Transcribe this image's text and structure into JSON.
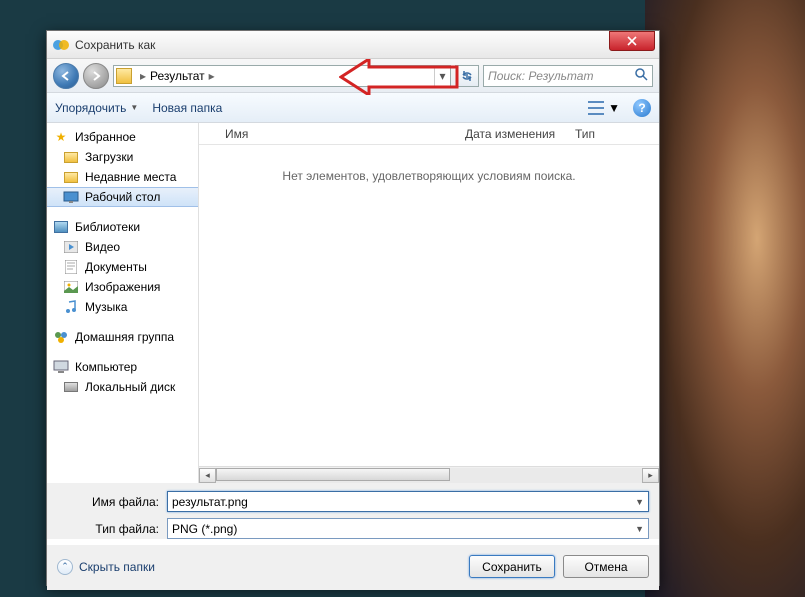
{
  "window": {
    "title": "Сохранить как"
  },
  "nav": {
    "address_folder": "Результат",
    "search_placeholder": "Поиск: Результат"
  },
  "toolbar": {
    "organize": "Упорядочить",
    "new_folder": "Новая папка"
  },
  "sidebar": {
    "favorites": {
      "header": "Избранное",
      "items": [
        "Загрузки",
        "Недавние места",
        "Рабочий стол"
      ]
    },
    "libraries": {
      "header": "Библиотеки",
      "items": [
        "Видео",
        "Документы",
        "Изображения",
        "Музыка"
      ]
    },
    "homegroup": "Домашняя группа",
    "computer": {
      "header": "Компьютер",
      "items": [
        "Локальный диск"
      ]
    }
  },
  "columns": {
    "name": "Имя",
    "date": "Дата изменения",
    "type": "Тип"
  },
  "content": {
    "empty": "Нет элементов, удовлетворяющих условиям поиска."
  },
  "form": {
    "filename_label": "Имя файла:",
    "filename_value": "результат.png",
    "filetype_label": "Тип файла:",
    "filetype_value": "PNG (*.png)"
  },
  "footer": {
    "hide_folders": "Скрыть папки",
    "save": "Сохранить",
    "cancel": "Отмена"
  }
}
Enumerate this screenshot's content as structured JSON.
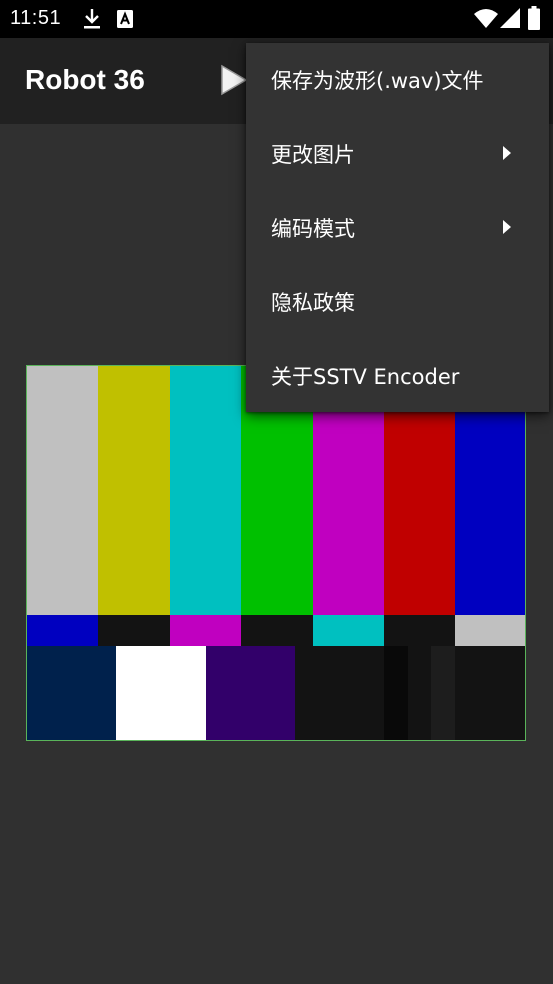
{
  "status_bar": {
    "time": "11:51",
    "icons": [
      "download-icon",
      "text-a-icon",
      "wifi-icon",
      "signal-icon",
      "battery-icon"
    ]
  },
  "app_bar": {
    "title": "Robot 36",
    "play_icon": "play-icon"
  },
  "menu": {
    "items": [
      {
        "label": "保存为波形(.wav)文件",
        "has_submenu": false
      },
      {
        "label": "更改图片",
        "has_submenu": true
      },
      {
        "label": "编码模式",
        "has_submenu": true
      },
      {
        "label": "隐私政策",
        "has_submenu": false
      },
      {
        "label": "关于SSTV Encoder",
        "has_submenu": false
      }
    ]
  },
  "colors": {
    "status_bar": "#000000",
    "app_bar": "#212121",
    "background": "#303030",
    "menu_background": "#333333",
    "test_pattern_top": [
      "#c0c0c0",
      "#c0c000",
      "#00c0c0",
      "#00c000",
      "#c000c0",
      "#c00000",
      "#0000c0"
    ],
    "test_pattern_middle": [
      "#0000c0",
      "#131313",
      "#c000c0",
      "#131313",
      "#00c0c0",
      "#131313",
      "#c0c0c0"
    ],
    "test_pattern_bottom": [
      "#00214c",
      "#ffffff",
      "#32006a",
      "#131313",
      "#090909",
      "#131313",
      "#1d1d1d",
      "#131313"
    ]
  }
}
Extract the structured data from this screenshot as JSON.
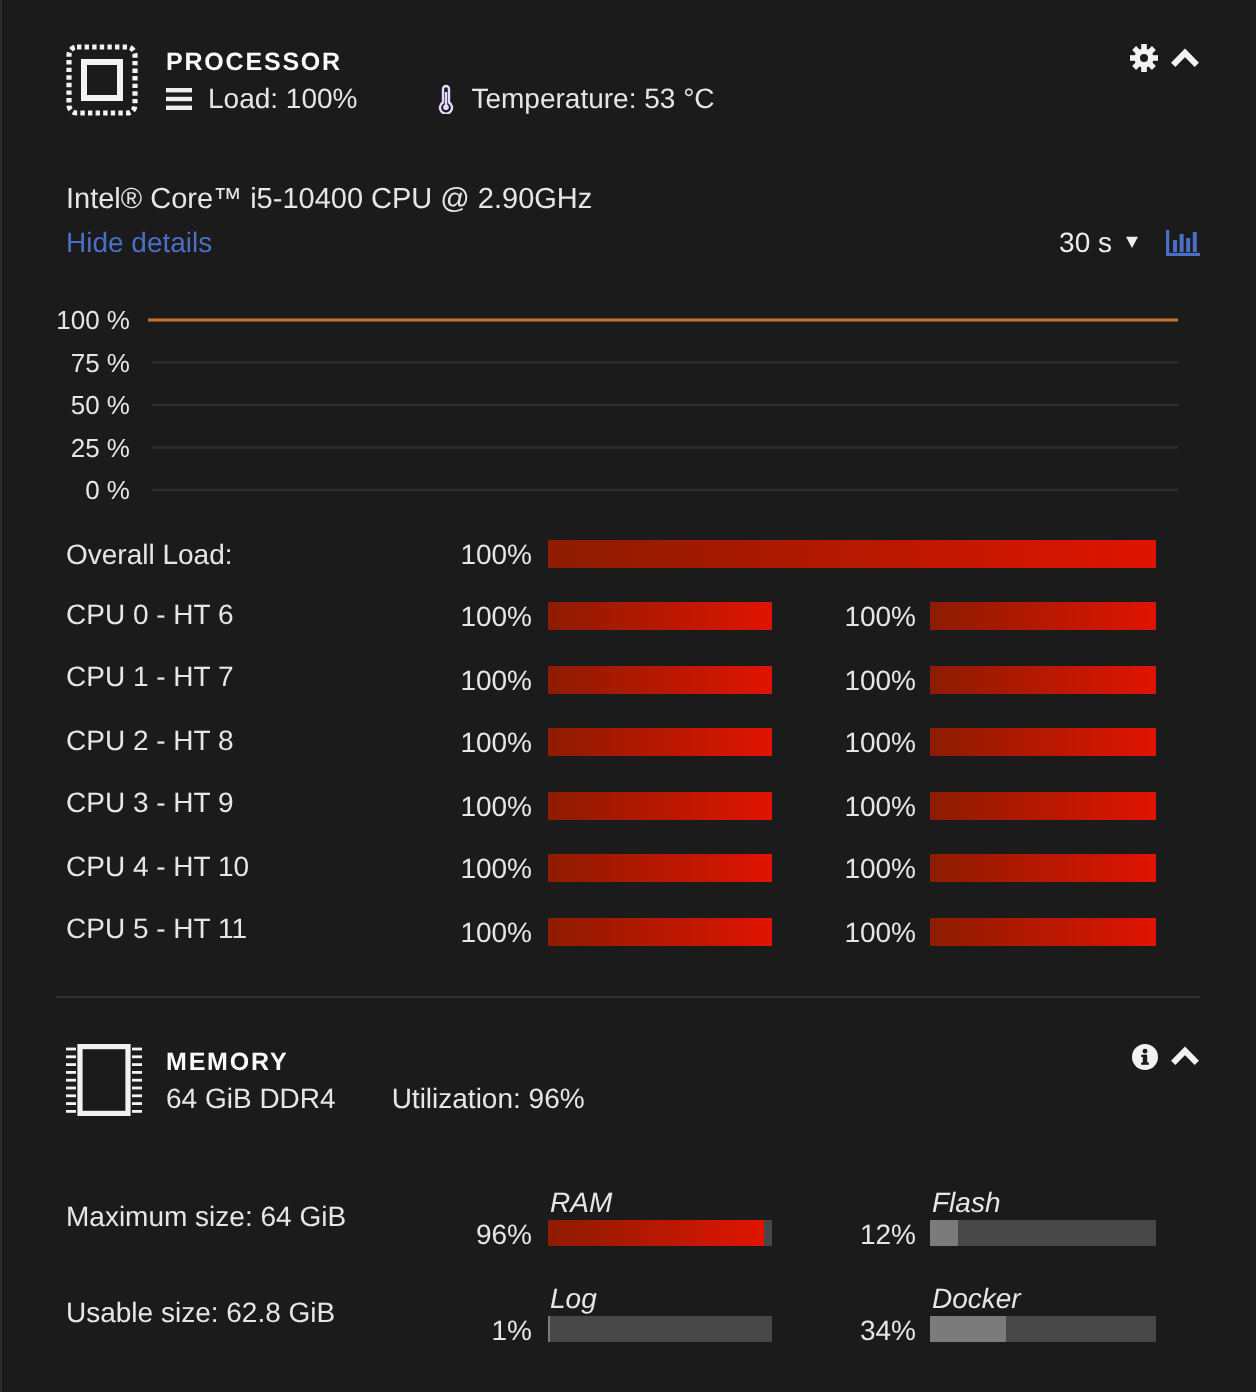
{
  "processor": {
    "title": "PROCESSOR",
    "load": "Load: 100%",
    "temperature": "Temperature: 53 °C",
    "model": "Intel® Core™ i5-10400 CPU @ 2.90GHz",
    "details_link": "Hide details",
    "interval": "30 s",
    "chart_data": {
      "type": "line",
      "grid": true,
      "ylim": [
        0,
        100
      ],
      "yticks": [
        {
          "value": 100,
          "label": "100 %"
        },
        {
          "value": 75,
          "label": "75 %"
        },
        {
          "value": 50,
          "label": "50 %"
        },
        {
          "value": 25,
          "label": "25 %"
        },
        {
          "value": 0,
          "label": "0 %"
        }
      ],
      "series": [
        {
          "color": "#c8732c",
          "values": [
            100,
            100,
            100,
            100,
            100,
            100,
            100,
            100,
            100,
            100,
            100,
            100,
            100,
            100,
            100,
            100,
            100,
            100,
            100,
            100,
            100,
            100,
            100,
            100,
            100,
            100,
            100,
            100,
            100,
            100
          ]
        }
      ]
    },
    "overall": {
      "label": "Overall Load:",
      "reading": "100%",
      "level": 1
    },
    "cores": [
      {
        "label": "CPU 0 - HT 6",
        "threads": [
          {
            "reading": "100%",
            "level": 1
          },
          {
            "reading": "100%",
            "level": 1
          }
        ]
      },
      {
        "label": "CPU 1 - HT 7",
        "threads": [
          {
            "reading": "100%",
            "level": 1
          },
          {
            "reading": "100%",
            "level": 1
          }
        ]
      },
      {
        "label": "CPU 2 - HT 8",
        "threads": [
          {
            "reading": "100%",
            "level": 1
          },
          {
            "reading": "100%",
            "level": 1
          }
        ]
      },
      {
        "label": "CPU 3 - HT 9",
        "threads": [
          {
            "reading": "100%",
            "level": 1
          },
          {
            "reading": "100%",
            "level": 1
          }
        ]
      },
      {
        "label": "CPU 4 - HT 10",
        "threads": [
          {
            "reading": "100%",
            "level": 1
          },
          {
            "reading": "100%",
            "level": 1
          }
        ]
      },
      {
        "label": "CPU 5 - HT 11",
        "threads": [
          {
            "reading": "100%",
            "level": 1
          },
          {
            "reading": "100%",
            "level": 1
          }
        ]
      }
    ]
  },
  "memory": {
    "title": "MEMORY",
    "capacity": "64 GiB DDR4",
    "utilization": "Utilization: 96%",
    "rows": [
      {
        "label": "Maximum size: 64 GiB",
        "gauges": [
          {
            "name": "RAM",
            "reading": "96%",
            "level": 0.96
          },
          {
            "name": "Flash",
            "reading": "12%",
            "level": 0.12
          }
        ]
      },
      {
        "label": "Usable size: 62.8 GiB",
        "gauges": [
          {
            "name": "Log",
            "reading": "1%",
            "level": 0.01
          },
          {
            "name": "Docker",
            "reading": "34%",
            "level": 0.34
          }
        ]
      }
    ]
  }
}
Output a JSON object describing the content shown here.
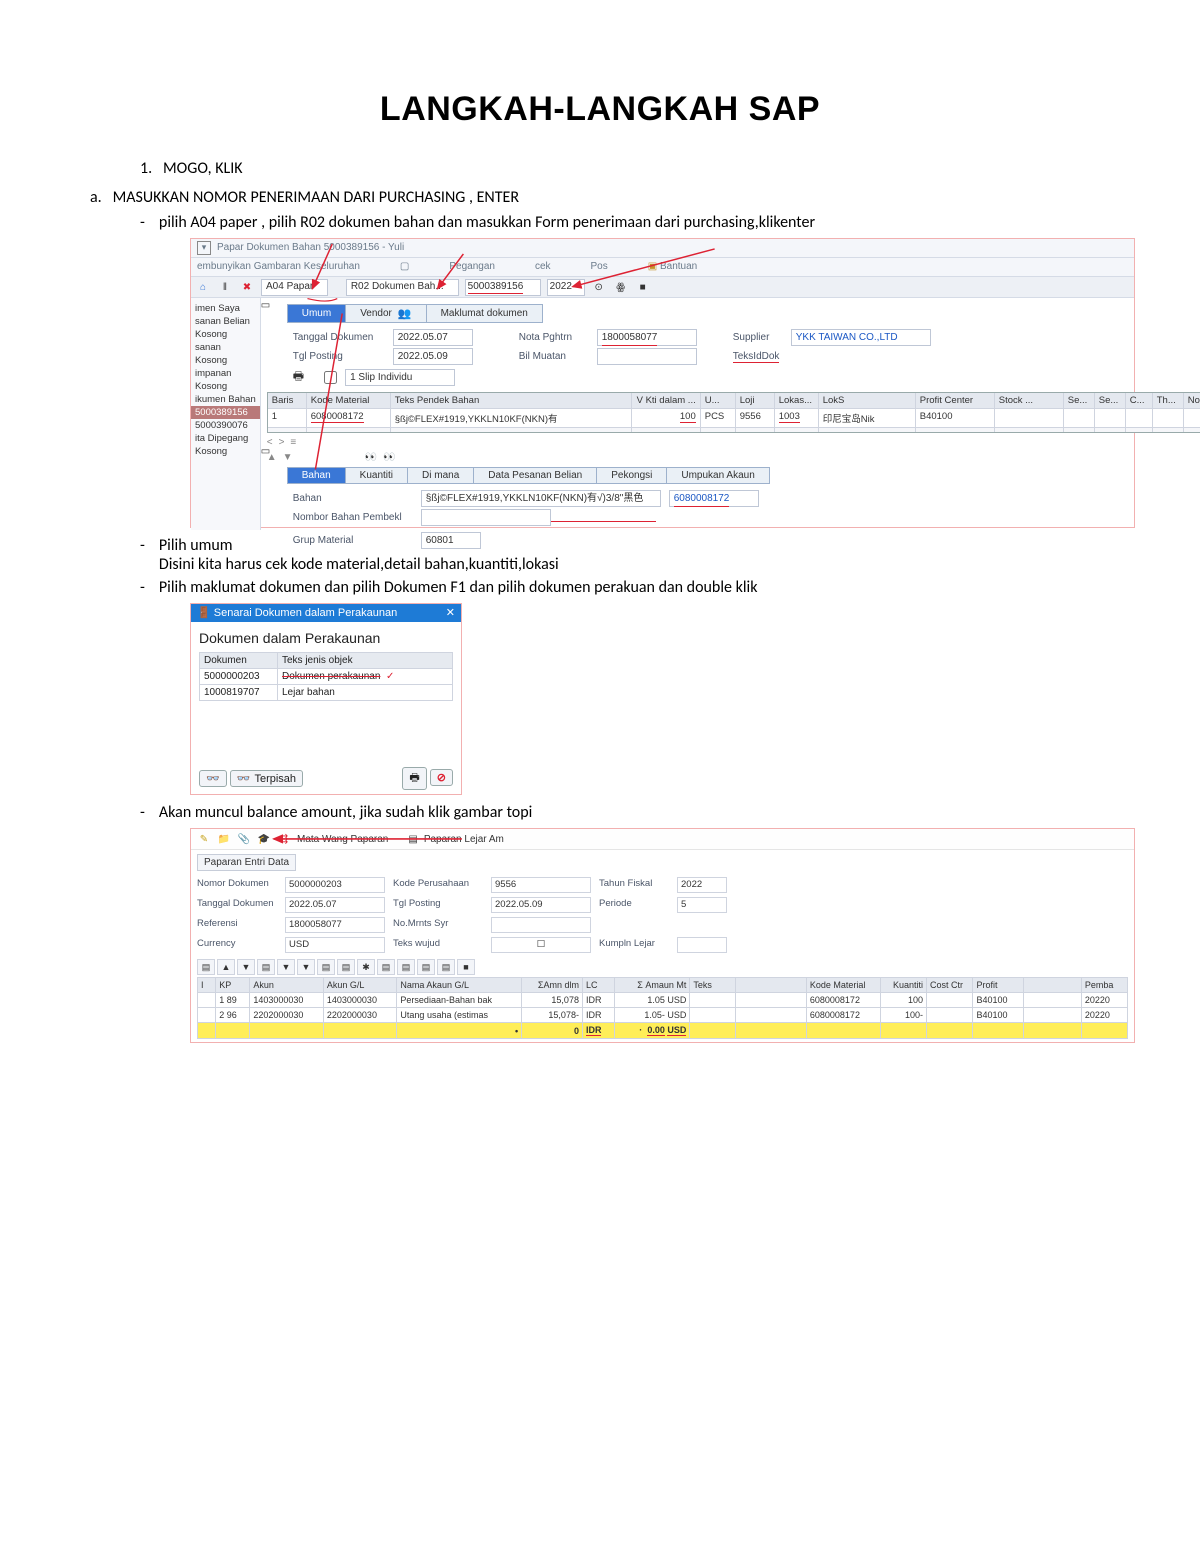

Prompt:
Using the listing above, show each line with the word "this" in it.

Task result:
Transcribe this image's text and structure into JSON.
Enumerate this screenshot's content as structured JSON.
Extract the structured data from this screenshot as JSON.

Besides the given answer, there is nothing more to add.